(CNN) -- Lou Reed, who took rock 'n' roll into dark corners as a songwriter, vocalist and guitarist for the Velvet Underground and as a solo artist, has died at the age of 71, his publicist said Sunday.
"It is now officially confirmed that Lou Reed did pass away several hours ago," Peter Noble said.
Noble didn't disclose details of Reed's death.
Reed was a rock pioneer who went from record label songwriter to a member of a short-lived, but innovative and influential band.
"Glam, punk and alternative rock are all unthinkable without his revelatory example," wrote Jon Dolan in Rolling Stone, which first reported his death.
"The world has lost a fine songwriter and poet. I've lost my 'school-yard buddy,' " Cale wrote on Twitter.
The Velvets tackled taboo topics like drug addiction, paranoia and sexual deviancy, according to their bio page on the Rock and Roll Hall of Fame site.
Rock mythology has it that even though they were around only for a few years, everyone who went to a Velvet Underground concert went out and started a band.
Rolling Stone ranks the group's debut album, "The Velvet Underground and Nico" as the 13th greatest of all time.
And performers from David Bowie to R.E.M. and U2 have cited them as inspiration.
In 1970, Reed left the Velvets for a long solo career turning out classics like "Walk on the Wild Side" and "Sweet Jane."
"People say rock 'n' roll is constricting, but you can do anything you want, any way you want.
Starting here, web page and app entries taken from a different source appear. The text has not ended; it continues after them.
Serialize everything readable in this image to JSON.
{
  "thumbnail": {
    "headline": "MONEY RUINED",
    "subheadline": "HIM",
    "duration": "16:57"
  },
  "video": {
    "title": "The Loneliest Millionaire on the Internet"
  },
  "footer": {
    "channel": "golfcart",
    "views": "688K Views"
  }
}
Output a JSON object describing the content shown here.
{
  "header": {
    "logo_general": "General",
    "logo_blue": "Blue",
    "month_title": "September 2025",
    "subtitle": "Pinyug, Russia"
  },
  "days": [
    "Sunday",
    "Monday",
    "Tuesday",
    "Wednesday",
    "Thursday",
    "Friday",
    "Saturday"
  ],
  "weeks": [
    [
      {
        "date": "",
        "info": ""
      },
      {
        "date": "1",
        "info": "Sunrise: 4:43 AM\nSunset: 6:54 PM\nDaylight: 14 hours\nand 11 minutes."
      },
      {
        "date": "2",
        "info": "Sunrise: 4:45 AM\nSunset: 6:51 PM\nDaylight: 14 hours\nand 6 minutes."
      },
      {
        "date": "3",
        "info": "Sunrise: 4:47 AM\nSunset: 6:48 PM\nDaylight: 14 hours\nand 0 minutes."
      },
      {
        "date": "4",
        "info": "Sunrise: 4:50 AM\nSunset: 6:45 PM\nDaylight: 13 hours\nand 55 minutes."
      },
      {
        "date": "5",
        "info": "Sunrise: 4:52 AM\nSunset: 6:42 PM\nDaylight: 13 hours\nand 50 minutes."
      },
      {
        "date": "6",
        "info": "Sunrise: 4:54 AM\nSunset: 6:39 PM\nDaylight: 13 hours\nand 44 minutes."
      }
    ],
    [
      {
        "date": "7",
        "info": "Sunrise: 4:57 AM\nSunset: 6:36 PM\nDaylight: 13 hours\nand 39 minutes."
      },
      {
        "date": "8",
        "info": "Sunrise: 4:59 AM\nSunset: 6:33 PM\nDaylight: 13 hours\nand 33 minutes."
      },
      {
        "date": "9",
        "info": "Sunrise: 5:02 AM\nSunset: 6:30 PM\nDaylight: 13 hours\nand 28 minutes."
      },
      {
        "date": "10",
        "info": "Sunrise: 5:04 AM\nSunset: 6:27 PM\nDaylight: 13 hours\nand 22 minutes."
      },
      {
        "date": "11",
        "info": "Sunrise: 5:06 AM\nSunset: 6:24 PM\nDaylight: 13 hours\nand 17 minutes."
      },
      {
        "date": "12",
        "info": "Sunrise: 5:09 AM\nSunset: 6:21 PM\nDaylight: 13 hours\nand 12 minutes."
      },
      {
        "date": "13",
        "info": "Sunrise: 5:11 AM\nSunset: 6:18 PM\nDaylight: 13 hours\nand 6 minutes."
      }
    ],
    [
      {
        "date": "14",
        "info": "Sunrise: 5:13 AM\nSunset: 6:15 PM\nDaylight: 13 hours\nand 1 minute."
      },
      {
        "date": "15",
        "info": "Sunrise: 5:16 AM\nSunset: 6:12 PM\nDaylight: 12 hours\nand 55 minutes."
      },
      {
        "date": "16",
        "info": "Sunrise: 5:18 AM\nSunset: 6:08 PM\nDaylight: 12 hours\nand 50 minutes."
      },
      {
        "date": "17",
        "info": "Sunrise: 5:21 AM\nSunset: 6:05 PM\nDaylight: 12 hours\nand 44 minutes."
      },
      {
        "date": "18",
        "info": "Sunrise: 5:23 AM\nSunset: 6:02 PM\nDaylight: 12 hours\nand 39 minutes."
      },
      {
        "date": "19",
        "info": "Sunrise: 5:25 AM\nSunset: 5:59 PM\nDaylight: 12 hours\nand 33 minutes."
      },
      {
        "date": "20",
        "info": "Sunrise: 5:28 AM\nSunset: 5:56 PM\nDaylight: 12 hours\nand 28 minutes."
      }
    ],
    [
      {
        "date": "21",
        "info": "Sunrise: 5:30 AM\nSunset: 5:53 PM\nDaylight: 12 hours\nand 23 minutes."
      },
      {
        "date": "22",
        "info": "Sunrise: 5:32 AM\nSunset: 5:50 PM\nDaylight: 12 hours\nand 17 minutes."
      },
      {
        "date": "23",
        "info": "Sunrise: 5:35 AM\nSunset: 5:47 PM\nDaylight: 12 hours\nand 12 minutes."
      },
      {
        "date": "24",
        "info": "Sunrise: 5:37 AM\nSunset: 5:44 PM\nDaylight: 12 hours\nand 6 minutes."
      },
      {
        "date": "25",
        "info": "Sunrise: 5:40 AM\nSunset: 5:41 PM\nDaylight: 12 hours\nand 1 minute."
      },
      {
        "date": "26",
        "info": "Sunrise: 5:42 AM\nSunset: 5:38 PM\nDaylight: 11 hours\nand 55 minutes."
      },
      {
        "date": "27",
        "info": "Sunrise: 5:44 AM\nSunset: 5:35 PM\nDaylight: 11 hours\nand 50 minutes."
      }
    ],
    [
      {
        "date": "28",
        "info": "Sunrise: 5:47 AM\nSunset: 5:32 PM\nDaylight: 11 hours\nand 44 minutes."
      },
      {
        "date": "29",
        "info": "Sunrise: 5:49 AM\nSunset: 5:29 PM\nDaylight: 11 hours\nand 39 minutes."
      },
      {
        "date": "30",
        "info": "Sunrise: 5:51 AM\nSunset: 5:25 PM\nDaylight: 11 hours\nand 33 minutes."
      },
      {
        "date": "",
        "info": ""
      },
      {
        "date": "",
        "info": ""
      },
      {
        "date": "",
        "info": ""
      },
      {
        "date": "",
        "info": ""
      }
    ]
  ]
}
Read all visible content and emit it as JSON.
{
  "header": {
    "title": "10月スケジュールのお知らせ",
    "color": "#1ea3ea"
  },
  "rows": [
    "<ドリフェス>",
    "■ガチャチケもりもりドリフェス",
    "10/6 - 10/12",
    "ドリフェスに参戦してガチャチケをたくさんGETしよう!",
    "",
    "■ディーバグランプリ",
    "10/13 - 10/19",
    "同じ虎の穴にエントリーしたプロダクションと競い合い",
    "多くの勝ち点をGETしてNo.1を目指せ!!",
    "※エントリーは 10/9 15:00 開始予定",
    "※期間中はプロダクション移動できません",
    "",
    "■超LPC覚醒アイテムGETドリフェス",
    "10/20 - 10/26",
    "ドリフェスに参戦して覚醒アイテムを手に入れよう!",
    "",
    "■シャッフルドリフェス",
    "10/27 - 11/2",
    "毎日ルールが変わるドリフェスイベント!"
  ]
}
And my goal has been to make an album that would speak to people the way Shakespeare speaks to me, the way Joyce speaks to me. Something with that kind of power; something with bite to it,'' Reed told the New York Times in 1982 while promoting his album "The Blue Mask."
Reed's wife, Laurie Anderson, told The Times of London this summer, that Reed had a life-saving liver transplant in May.
"R.I.P. LOU REED....A LEGEND," the Pixies wrote on their Twitter page.
Iggy Pop wrote simply: "Devastating news."